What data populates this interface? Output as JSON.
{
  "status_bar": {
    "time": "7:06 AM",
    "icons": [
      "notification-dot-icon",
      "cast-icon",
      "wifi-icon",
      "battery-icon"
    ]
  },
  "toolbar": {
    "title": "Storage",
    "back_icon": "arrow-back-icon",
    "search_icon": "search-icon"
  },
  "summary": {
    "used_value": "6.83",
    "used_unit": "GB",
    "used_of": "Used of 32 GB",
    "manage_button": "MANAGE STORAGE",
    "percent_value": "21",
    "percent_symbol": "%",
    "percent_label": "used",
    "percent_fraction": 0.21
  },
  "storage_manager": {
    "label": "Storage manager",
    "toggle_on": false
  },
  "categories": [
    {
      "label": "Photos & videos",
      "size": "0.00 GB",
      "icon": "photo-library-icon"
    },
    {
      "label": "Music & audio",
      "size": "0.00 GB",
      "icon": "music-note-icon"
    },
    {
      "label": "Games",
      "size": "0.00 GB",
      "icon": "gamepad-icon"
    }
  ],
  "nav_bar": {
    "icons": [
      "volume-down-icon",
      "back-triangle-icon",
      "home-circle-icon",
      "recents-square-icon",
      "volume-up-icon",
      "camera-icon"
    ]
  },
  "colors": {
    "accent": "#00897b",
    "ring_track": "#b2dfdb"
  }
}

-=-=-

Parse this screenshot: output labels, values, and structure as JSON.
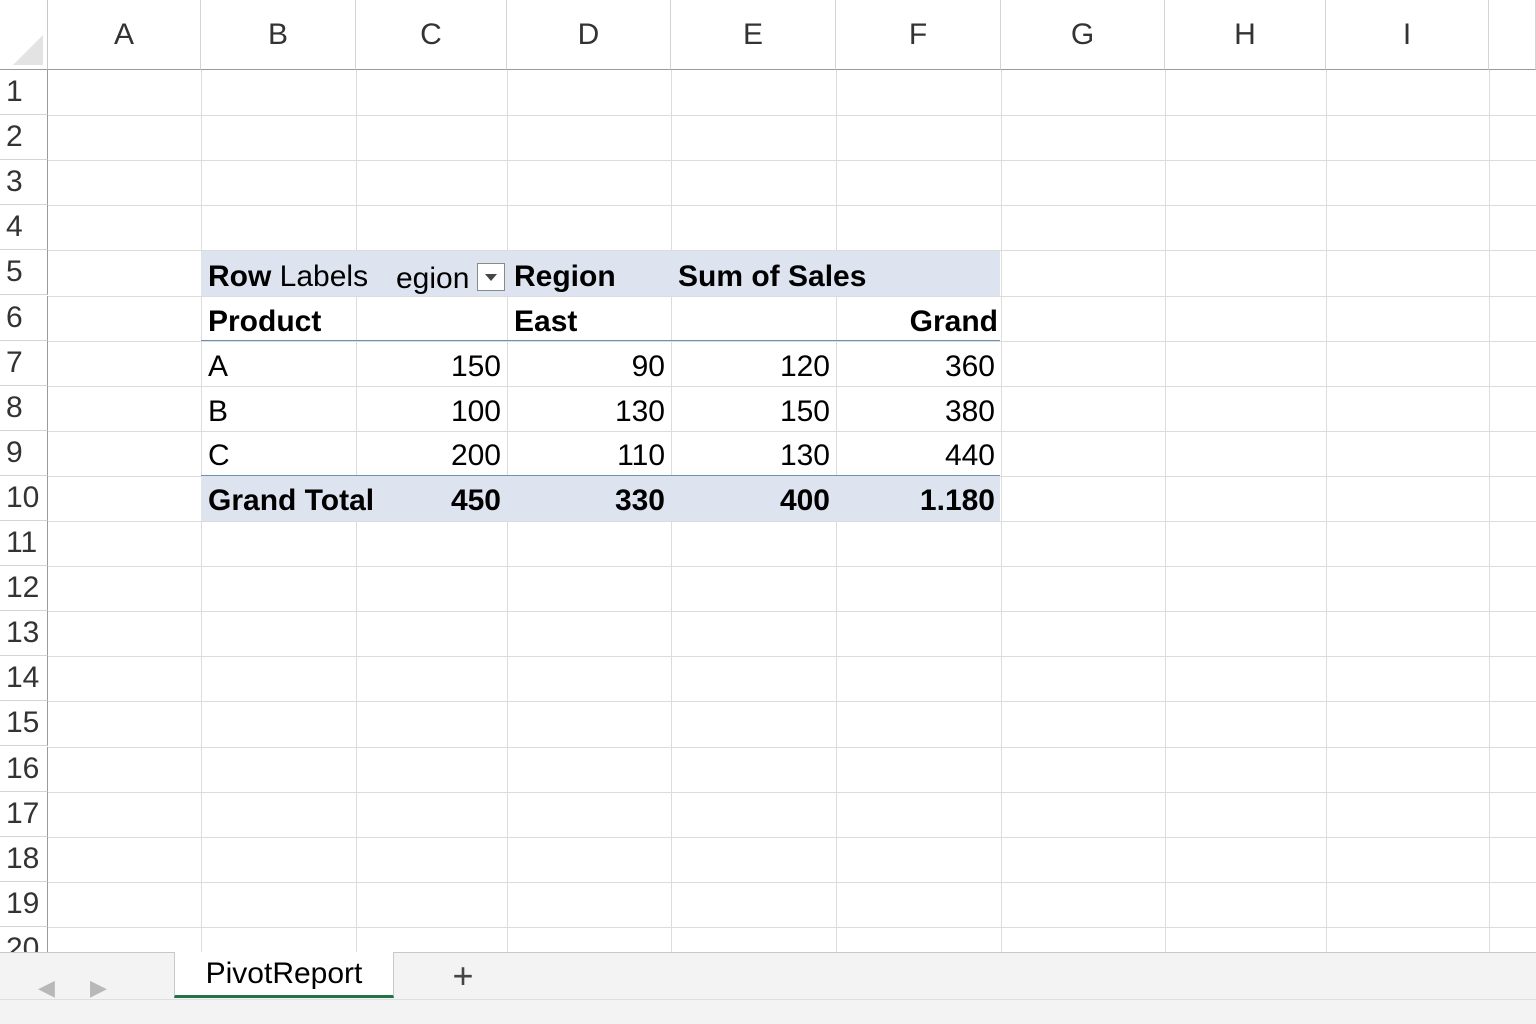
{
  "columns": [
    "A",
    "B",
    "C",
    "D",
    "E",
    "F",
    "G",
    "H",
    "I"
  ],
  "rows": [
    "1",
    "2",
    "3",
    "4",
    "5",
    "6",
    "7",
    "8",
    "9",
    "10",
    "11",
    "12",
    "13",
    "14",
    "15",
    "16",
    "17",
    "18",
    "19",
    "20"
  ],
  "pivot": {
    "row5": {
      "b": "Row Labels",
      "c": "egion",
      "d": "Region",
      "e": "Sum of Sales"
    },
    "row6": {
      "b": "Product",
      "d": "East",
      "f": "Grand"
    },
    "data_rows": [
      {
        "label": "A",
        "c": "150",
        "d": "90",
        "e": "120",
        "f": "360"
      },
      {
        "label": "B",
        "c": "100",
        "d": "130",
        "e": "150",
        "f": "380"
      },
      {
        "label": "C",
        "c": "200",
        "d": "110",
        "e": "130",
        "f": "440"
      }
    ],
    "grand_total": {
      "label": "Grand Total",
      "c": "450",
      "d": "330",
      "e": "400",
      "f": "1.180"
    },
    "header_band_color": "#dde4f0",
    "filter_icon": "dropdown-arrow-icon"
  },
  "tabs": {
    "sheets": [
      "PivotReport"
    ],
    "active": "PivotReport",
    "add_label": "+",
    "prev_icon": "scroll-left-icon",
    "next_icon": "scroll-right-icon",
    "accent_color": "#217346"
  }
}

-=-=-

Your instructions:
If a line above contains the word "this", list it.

Answer for the task:
What data populates this interface? Output as JSON.
Parse this screenshot: output labels, values, and structure as JSON.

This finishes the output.